* _What this task involves_:
The records that follow must be printed exactly as they are.

* _Data records_:
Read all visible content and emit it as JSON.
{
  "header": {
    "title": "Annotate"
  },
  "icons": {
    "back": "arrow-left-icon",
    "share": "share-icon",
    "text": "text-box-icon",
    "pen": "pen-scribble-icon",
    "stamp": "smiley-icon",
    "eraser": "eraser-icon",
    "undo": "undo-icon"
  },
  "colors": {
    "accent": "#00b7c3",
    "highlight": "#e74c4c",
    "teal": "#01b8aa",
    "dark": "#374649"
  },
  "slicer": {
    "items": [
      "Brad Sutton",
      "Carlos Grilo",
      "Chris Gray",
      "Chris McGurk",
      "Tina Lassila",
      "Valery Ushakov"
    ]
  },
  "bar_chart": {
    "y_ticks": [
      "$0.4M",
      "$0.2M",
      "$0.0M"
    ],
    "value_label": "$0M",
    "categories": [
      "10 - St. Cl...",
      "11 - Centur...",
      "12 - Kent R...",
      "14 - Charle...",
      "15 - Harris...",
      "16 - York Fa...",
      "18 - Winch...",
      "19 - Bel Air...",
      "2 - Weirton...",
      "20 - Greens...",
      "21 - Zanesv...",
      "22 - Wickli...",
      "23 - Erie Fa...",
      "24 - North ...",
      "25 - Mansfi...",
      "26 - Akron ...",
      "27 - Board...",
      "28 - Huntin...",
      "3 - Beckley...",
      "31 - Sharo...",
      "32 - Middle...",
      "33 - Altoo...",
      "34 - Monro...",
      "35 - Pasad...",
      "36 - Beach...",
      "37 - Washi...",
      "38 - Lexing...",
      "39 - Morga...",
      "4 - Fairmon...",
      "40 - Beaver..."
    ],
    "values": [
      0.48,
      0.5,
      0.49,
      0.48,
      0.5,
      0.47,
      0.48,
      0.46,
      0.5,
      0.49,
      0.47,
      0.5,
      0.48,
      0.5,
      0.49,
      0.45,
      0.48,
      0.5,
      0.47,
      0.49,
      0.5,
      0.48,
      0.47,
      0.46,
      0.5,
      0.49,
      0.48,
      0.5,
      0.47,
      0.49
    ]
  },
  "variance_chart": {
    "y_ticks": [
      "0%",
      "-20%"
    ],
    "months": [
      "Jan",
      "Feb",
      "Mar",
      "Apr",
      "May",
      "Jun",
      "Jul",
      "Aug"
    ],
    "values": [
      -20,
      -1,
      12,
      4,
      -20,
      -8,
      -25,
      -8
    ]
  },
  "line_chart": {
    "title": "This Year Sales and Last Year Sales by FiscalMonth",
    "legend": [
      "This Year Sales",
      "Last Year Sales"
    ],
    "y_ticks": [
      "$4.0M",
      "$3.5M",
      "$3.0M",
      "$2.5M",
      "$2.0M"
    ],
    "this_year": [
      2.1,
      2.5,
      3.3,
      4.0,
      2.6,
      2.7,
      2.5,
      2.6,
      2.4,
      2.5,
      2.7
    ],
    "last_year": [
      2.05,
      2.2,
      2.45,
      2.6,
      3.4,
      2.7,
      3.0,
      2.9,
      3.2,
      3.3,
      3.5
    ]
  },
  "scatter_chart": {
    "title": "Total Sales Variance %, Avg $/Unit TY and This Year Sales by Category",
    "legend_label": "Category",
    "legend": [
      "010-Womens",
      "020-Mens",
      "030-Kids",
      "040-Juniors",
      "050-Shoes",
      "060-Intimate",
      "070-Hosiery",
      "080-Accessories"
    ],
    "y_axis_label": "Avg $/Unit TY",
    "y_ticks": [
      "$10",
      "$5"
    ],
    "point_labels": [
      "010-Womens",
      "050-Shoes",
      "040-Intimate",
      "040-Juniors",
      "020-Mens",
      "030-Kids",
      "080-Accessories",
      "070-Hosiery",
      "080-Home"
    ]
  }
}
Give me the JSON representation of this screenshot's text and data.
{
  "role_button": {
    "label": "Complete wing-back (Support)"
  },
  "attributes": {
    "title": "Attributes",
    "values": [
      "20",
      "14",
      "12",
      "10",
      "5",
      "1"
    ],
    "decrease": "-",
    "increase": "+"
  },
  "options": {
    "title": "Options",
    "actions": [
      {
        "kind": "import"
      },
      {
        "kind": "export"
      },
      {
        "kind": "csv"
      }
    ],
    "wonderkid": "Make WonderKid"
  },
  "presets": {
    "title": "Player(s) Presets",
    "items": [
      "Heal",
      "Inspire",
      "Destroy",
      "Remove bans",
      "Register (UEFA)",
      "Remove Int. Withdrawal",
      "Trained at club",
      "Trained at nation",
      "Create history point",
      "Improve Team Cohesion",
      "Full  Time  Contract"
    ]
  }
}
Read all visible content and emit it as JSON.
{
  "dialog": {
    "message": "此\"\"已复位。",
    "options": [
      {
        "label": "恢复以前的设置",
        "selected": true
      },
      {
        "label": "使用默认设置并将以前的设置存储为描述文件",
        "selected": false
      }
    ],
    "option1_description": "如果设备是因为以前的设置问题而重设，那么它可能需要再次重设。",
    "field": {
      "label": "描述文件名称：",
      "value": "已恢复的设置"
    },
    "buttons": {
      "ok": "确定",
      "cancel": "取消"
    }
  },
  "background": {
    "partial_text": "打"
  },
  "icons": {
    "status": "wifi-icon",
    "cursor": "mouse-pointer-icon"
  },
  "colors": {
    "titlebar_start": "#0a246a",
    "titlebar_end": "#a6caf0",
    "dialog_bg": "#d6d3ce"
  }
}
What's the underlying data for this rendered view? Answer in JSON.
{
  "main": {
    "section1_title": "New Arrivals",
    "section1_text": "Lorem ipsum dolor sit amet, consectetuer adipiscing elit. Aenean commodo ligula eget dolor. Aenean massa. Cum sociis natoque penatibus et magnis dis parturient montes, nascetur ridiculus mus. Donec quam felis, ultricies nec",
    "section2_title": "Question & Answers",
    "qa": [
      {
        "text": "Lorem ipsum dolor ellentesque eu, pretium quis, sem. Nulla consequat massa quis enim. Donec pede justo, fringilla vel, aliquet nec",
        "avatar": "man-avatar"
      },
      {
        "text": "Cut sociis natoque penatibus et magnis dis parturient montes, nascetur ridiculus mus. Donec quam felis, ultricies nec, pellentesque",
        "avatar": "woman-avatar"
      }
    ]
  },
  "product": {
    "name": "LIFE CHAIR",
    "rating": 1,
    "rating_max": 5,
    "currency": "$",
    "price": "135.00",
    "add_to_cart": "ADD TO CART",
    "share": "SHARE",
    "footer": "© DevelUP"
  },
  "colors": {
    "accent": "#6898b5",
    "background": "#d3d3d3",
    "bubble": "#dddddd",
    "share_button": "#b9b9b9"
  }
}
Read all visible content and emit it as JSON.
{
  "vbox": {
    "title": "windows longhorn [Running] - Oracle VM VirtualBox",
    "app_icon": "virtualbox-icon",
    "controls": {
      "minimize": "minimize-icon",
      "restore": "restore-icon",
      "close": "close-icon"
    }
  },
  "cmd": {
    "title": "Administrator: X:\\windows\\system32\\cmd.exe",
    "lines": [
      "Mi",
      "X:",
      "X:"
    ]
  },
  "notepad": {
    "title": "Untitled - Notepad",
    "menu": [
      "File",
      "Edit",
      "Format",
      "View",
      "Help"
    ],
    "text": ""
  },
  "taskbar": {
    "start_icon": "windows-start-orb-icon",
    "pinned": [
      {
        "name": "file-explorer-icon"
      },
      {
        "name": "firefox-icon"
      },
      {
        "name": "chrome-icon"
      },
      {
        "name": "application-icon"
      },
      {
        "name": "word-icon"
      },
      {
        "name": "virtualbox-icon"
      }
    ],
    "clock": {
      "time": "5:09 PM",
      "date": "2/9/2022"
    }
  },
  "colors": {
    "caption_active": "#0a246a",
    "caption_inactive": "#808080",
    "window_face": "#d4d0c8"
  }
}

* _Solution to this problem_:
Read all visible content and emit it as JSON.
{
  "header": {
    "title": "Annotate"
  },
  "icons": {
    "back": "arrow-left-icon",
    "share": "share-icon",
    "text": "text-box-icon",
    "pen": "pen-scribble-icon",
    "stamp": "smiley-icon",
    "eraser": "eraser-icon",
    "undo": "undo-icon"
  },
  "colors": {
    "accent": "#00b7c3",
    "highlight": "#e74c4c",
    "teal": "#01b8aa",
    "dark": "#374649"
  },
  "slicer": {
    "items": [
      "Brad Sutton",
      "Carlos Grilo",
      "Chris Gray",
      "Chris McGurk",
      "Tina Lassila",
      "Valery Ushakov"
    ]
  },
  "bar_chart": {
    "y_ticks": [
      "$0.4M",
      "$0.2M",
      "$0.0M"
    ],
    "value_label": "$0M",
    "categories": [
      "10 - St. Cl...",
      "11 - Centur...",
      "12 - Kent R...",
      "14 - Charle...",
      "15 - Harris...",
      "16 - York Fa...",
      "18 - Winch...",
      "19 - Bel Air...",
      "2 - Weirton...",
      "20 - Greens...",
      "21 - Zanesv...",
      "22 - Wickli...",
      "23 - Erie Fa...",
      "24 - North ...",
      "25 - Mansfi...",
      "26 - Akron ...",
      "27 - Board...",
      "28 - Huntin...",
      "3 - Beckley...",
      "31 - Sharo...",
      "32 - Middle...",
      "33 - Altoo...",
      "34 - Monro...",
      "35 - Pasad...",
      "36 - Beach...",
      "37 - Washi...",
      "38 - Lexing...",
      "39 - Morga...",
      "4 - Fairmon...",
      "40 - Beaver..."
    ],
    "values": [
      0.48,
      0.5,
      0.49,
      0.48,
      0.5,
      0.47,
      0.48,
      0.46,
      0.5,
      0.49,
      0.47,
      0.5,
      0.48,
      0.5,
      0.49,
      0.45,
      0.48,
      0.5,
      0.47,
      0.49,
      0.5,
      0.48,
      0.47,
      0.46,
      0.5,
      0.49,
      0.48,
      0.5,
      0.47,
      0.49
    ]
  },
  "variance_chart": {
    "y_ticks": [
      "0%",
      "-20%"
    ],
    "months": [
      "Jan",
      "Feb",
      "Mar",
      "Apr",
      "May",
      "Jun",
      "Jul",
      "Aug"
    ],
    "values": [
      -20,
      -1,
      12,
      4,
      -20,
      -8,
      -25,
      -8
    ]
  },
  "line_chart": {
    "title": "This Year Sales and Last Year Sales by FiscalMonth",
    "legend": [
      "This Year Sales",
      "Last Year Sales"
    ],
    "y_ticks": [
      "$4.0M",
      "$3.5M",
      "$3.0M",
      "$2.5M",
      "$2.0M"
    ],
    "this_year": [
      2.1,
      2.5,
      3.3,
      4.0,
      2.6,
      2.7,
      2.5,
      2.6,
      2.4,
      2.5,
      2.7
    ],
    "last_year": [
      2.05,
      2.2,
      2.45,
      2.6,
      3.4,
      2.7,
      3.0,
      2.9,
      3.2,
      3.3,
      3.5
    ]
  },
  "scatter_chart": {
    "title": "Total Sales Variance %, Avg $/Unit TY and This Year Sales by Category",
    "legend_label": "Category",
    "legend": [
      "010-Womens",
      "020-Mens",
      "030-Kids",
      "040-Juniors",
      "050-Shoes",
      "060-Intimate",
      "070-Hosiery",
      "080-Accessories"
    ],
    "y_axis_label": "Avg $/Unit TY",
    "y_ticks": [
      "$10",
      "$5"
    ],
    "point_labels": [
      "010-Womens",
      "050-Shoes",
      "040-Intimate",
      "040-Juniors",
      "020-Mens",
      "030-Kids",
      "080-Accessories",
      "070-Hosiery",
      "080-Home"
    ]
  }
}
Give me the JSON representation of this screenshot's text and data.
{
  "role_button": {
    "label": "Complete wing-back (Support)"
  },
  "attributes": {
    "title": "Attributes",
    "values": [
      "20",
      "14",
      "12",
      "10",
      "5",
      "1"
    ],
    "decrease": "-",
    "increase": "+"
  },
  "options": {
    "title": "Options",
    "actions": [
      {
        "kind": "import"
      },
      {
        "kind": "export"
      },
      {
        "kind": "csv"
      }
    ],
    "wonderkid": "Make WonderKid"
  },
  "presets": {
    "title": "Player(s) Presets",
    "items": [
      "Heal",
      "Inspire",
      "Destroy",
      "Remove bans",
      "Register (UEFA)",
      "Remove Int. Withdrawal",
      "Trained at club",
      "Trained at nation",
      "Create history point",
      "Improve Team Cohesion",
      "Full  Time  Contract"
    ]
  }
}
Read all visible content and emit it as JSON.
{
  "dialog": {
    "message": "此\"\"已复位。",
    "options": [
      {
        "label": "恢复以前的设置",
        "selected": true
      },
      {
        "label": "使用默认设置并将以前的设置存储为描述文件",
        "selected": false
      }
    ],
    "option1_description": "如果设备是因为以前的设置问题而重设，那么它可能需要再次重设。",
    "field": {
      "label": "描述文件名称：",
      "value": "已恢复的设置"
    },
    "buttons": {
      "ok": "确定",
      "cancel": "取消"
    }
  },
  "background": {
    "partial_text": "打"
  },
  "icons": {
    "status": "wifi-icon",
    "cursor": "mouse-pointer-icon"
  },
  "colors": {
    "titlebar_start": "#0a246a",
    "titlebar_end": "#a6caf0",
    "dialog_bg": "#d6d3ce"
  }
}
What's the underlying data for this rendered view? Answer in JSON.
{
  "main": {
    "section1_title": "New Arrivals",
    "section1_text": "Lorem ipsum dolor sit amet, consectetuer adipiscing elit. Aenean commodo ligula eget dolor. Aenean massa. Cum sociis natoque penatibus et magnis dis parturient montes, nascetur ridiculus mus. Donec quam felis, ultricies nec",
    "section2_title": "Question & Answers",
    "qa": [
      {
        "text": "Lorem ipsum dolor ellentesque eu, pretium quis, sem. Nulla consequat massa quis enim. Donec pede justo, fringilla vel, aliquet nec",
        "avatar": "man-avatar"
      },
      {
        "text": "Cut sociis natoque penatibus et magnis dis parturient montes, nascetur ridiculus mus. Donec quam felis, ultricies nec, pellentesque",
        "avatar": "woman-avatar"
      }
    ]
  },
  "product": {
    "name": "LIFE CHAIR",
    "rating": 1,
    "rating_max": 5,
    "currency": "$",
    "price": "135.00",
    "add_to_cart": "ADD TO CART",
    "share": "SHARE",
    "footer": "© DevelUP"
  },
  "colors": {
    "accent": "#6898b5",
    "background": "#d3d3d3",
    "bubble": "#dddddd",
    "share_button": "#b9b9b9"
  }
}
Read all visible content and emit it as JSON.
{
  "vbox": {
    "title": "windows longhorn [Running] - Oracle VM VirtualBox",
    "app_icon": "virtualbox-icon",
    "controls": {
      "minimize": "minimize-icon",
      "restore": "restore-icon",
      "close": "close-icon"
    }
  },
  "cmd": {
    "title": "Administrator: X:\\windows\\system32\\cmd.exe",
    "lines": [
      "Mi",
      "X:",
      "X:"
    ]
  },
  "notepad": {
    "title": "Untitled - Notepad",
    "menu": [
      "File",
      "Edit",
      "Format",
      "View",
      "Help"
    ],
    "text": ""
  },
  "taskbar": {
    "start_icon": "windows-start-orb-icon",
    "pinned": [
      {
        "name": "file-explorer-icon"
      },
      {
        "name": "firefox-icon"
      },
      {
        "name": "chrome-icon"
      },
      {
        "name": "application-icon"
      },
      {
        "name": "word-icon"
      },
      {
        "name": "virtualbox-icon"
      }
    ],
    "clock": {
      "time": "5:09 PM",
      "date": "2/9/2022"
    }
  },
  "colors": {
    "caption_active": "#0a246a",
    "caption_inactive": "#808080",
    "window_face": "#d4d0c8"
  }
}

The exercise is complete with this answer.